The Government of South Sudan (GOSS) is established in Juba, Central Equatoria State along with the Assembly of South Sudan. The governments of the ten southern states and their parliaments are also established in the capitals of their individual states.
To date, refugees and internally displaced populations are streaming back to non-existent homes in the south while the local and international communities are doing their best to accommodate the returnees. The first official repatriation carried out by the United Nations High Commission for Refugees, UNHCR, out of Kenya took place in December 2005.
SPLA troops have withdrawn from the North while most of the Northern troops have also bee redeployed in the North. Equal numbers from SPLA and the Northern troops have been integrated to form a national armed force; and while most of these joint integrated units (JUI) are based in the South, some of them are based in the North, mostly in Khartoum.
Landmines have been removed from the main roads linking Juba to East Africa. However, de-mining is on going around other towns and roads.
Wildlife and Tourism
With extensive forests, grassland, lakes, rivers and the Sudd, South Sudan has had extensive wildlife to rival that of East Africa. However, the civil war scattered or diminished the wildlife population, in particular the big game that was easily accessible to tourists close to the towns.
Although the Sudan People’s Liberation Movement (SPLM) in the later years of the civil war made brave attempts at the preservation of threatened species like the elephant and the rhino, a lot more remains to be done in peace time to bring their numbers up to an appreciable levels. The tourism industry needs to be established as soon as pockets of insecurity are effectively dealt with.
Caution: Although the war is officially over, security is still a priority and one should check onward travel at every stage.
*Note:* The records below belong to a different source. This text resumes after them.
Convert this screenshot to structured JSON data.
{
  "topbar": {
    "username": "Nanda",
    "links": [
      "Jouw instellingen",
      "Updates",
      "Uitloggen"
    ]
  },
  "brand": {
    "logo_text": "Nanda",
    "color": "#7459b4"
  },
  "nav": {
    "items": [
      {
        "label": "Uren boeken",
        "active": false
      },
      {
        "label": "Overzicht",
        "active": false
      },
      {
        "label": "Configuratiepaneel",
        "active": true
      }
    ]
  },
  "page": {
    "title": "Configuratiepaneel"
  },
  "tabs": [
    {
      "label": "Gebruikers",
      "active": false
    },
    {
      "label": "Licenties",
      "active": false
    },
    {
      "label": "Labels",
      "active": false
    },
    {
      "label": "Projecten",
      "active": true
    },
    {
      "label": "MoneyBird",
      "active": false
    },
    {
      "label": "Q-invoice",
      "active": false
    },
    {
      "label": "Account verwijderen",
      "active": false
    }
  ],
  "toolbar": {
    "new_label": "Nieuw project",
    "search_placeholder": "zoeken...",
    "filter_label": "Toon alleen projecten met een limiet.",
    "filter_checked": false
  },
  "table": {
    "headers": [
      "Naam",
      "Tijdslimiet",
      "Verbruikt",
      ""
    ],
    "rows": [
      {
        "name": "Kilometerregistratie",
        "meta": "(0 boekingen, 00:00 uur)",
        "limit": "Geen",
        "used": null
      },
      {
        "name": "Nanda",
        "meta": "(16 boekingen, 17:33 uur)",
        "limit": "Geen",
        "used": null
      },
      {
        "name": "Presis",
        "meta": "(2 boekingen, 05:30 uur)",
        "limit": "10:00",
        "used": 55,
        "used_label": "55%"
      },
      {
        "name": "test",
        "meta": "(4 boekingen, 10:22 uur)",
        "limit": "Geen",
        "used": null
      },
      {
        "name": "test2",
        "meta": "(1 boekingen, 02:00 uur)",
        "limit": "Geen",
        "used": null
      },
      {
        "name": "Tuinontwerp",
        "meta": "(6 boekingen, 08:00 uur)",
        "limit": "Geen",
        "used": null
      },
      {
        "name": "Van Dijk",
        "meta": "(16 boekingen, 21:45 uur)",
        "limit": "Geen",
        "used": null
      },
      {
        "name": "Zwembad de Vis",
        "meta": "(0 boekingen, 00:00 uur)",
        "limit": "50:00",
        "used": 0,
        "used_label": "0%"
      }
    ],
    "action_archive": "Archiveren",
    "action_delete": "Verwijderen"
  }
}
Many roads are still land-mined and there are still many guns in the hands of tribal groups or individuals.